Developmentally Appropriate Child Care Curriculum

When planning classroom curriculum for young children, it is important to factor in the wide spectrum of abilities and interests of children, as well as activities that are based on the way in which we know children learn. As more and more research becomes available on brain development, we, as early childhood professionals, respond by changing and evolving in how we work with children, and in our approaches to best assist them in reaching their full potentials – cognitively, socially, physically, and emotionally. "Developmentally Appropriate Practice" is more about doing things better – not "right" or "wrong."

To assist you in your planning, the following are questions to assess how appropriate an activity may be...

Does the activity:

  • Allow children to participate at their own level?
  • Allow for flexibility, with no "right" or "wrong" outcome?
  • Encourage active learning through participation?
  • Encourage exploration and thinking?
  • Allow for socialization and interaction with others?
  • Enable children to learn through their senses?
  • Allow children to experience things "hands-on"?
  • Give children choices?
  • Foster children’s positive feelings about themselves?
  • Respect individual differences and cultural diversity?
  • Lend itself to being adapted if beneficial?
  • Acknowledge the physical needs of children?
  • Reflect the goals and philosophy of the center?

What You Will See In a Developmentally Appropriate Classroom

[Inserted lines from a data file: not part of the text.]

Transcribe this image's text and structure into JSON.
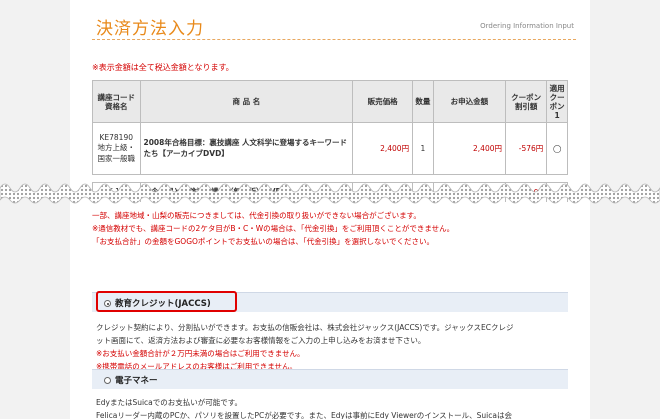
{
  "header": {
    "title": "決済方法入力",
    "subtitle": "Ordering Information Input"
  },
  "notes": {
    "tax": "※表示金額は全て税込金額となります。"
  },
  "table": {
    "headers": {
      "code": "講座コード資格名",
      "name": "商 品 名",
      "price": "販売価格",
      "qty": "数量",
      "total": "お申込金額",
      "coupon": "クーポン割引額",
      "apply": "適用クーポン1"
    },
    "row1": {
      "code1": "KE78190",
      "code2": "地方上級・",
      "code3": "国家一般職",
      "name": "2008年合格目標：裏技講座 人文科学に登場するキーワードたち【アーカイブDVD】",
      "price": "2,400円",
      "qty": "1",
      "total": "2,400円",
      "coupon": "-576円",
      "apply": "◯"
    },
    "row2": {
      "code": "K 10",
      "name": "発令予想と試験対策講座（無料版）DVD",
      "price": "",
      "qty": "",
      "total": "",
      "coupon": "-95"
    }
  },
  "warnings": {
    "w1": "一部、講座地域・山梨の販売につきましては、代金引換の取り扱いができない場合がございます。",
    "w2": "※通信教材でも、講座コードの2ケタ目がB・C・Wの場合は、「代金引換」をご利用頂くことができません。",
    "w3": "「お支払合計」の金額をGOGOポイントでお支払いの場合は、「代金引換」を選択しないでください。"
  },
  "payment_credit": {
    "label": "教育クレジット(JACCS)",
    "desc1": "クレジット契約により、分割払いができます。お支払の信販会社は、株式会社ジャックス(JACCS)です。ジャックスECクレジ",
    "desc2": "ット画面にて、返済方法および審査に必要なお客様情報をご入力の上申し込みをお済ませ下さい。",
    "note1": "※お支払い金額合計が２万円未満の場合はご利用できません。",
    "note2": "※携帯電話のメールアドレスのお客様はご利用できません。"
  },
  "payment_emoney": {
    "label": "電子マネー",
    "desc1": "EdyまたはSuicaでのお支払いが可能です。",
    "desc2": "Felicaリーダー内蔵のPCか、パソリを設置したPCが必要です。また、Edyは事前にEdy Viewerのインストール、Suicaは会"
  },
  "colors": {
    "accent_orange": "#e8891a",
    "warning_red": "#d40000",
    "highlight_red": "#e00000",
    "section_bar": "#e8eef6"
  }
}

  • Respectful, frequent and responsive interactions
  • Children offered choices, given opportunities to make decisions, and are active participants
  • A print-rich environment with many opportunities for children to interact and explore the written word (including a writing area)
  • Open-ended art materials available as a choicethroughout the day; Art displayed at the children’s eye-level (dictation present)
  • A stimulating, interactive science area, with real objects
  • Painting at the art easel available daily, as an on-going choice
  • Media/Sensory Tables open daily
  • Multi-cultural materials incorporated throughout the environment
  • Pictures of "real" objects and people (vs. cartoons)
  • Children employing problem-solving skills
  • Learning areas that are well-defined and inviting
  • Woodworking experiences available and utilized
  • Self-help skills and independence encouraged
  • Adults capitalizing on "teachable moments", and what the children express an interest in learning about
  • Age-appropriate expectations Ex: Mistakes and accidents ok
  • Children’s individual needs and skill levels taken into account
  • Many opportunities for children to experience success
  • Smooth transitions with minimal waiting and lining up
  • Children’s feelings acknowledged and validated
  • Role of the family acknowledged, with participation encouraged and valued
  • Activities facilitated in small groups instead of large groups with forced participation
  • Physical needs of children incorporated, with opportunities for large motor experiences available daily
  • The goal of guidance and discipline with the children being to develop self-control and to make better choices
  • The presence of music and laughter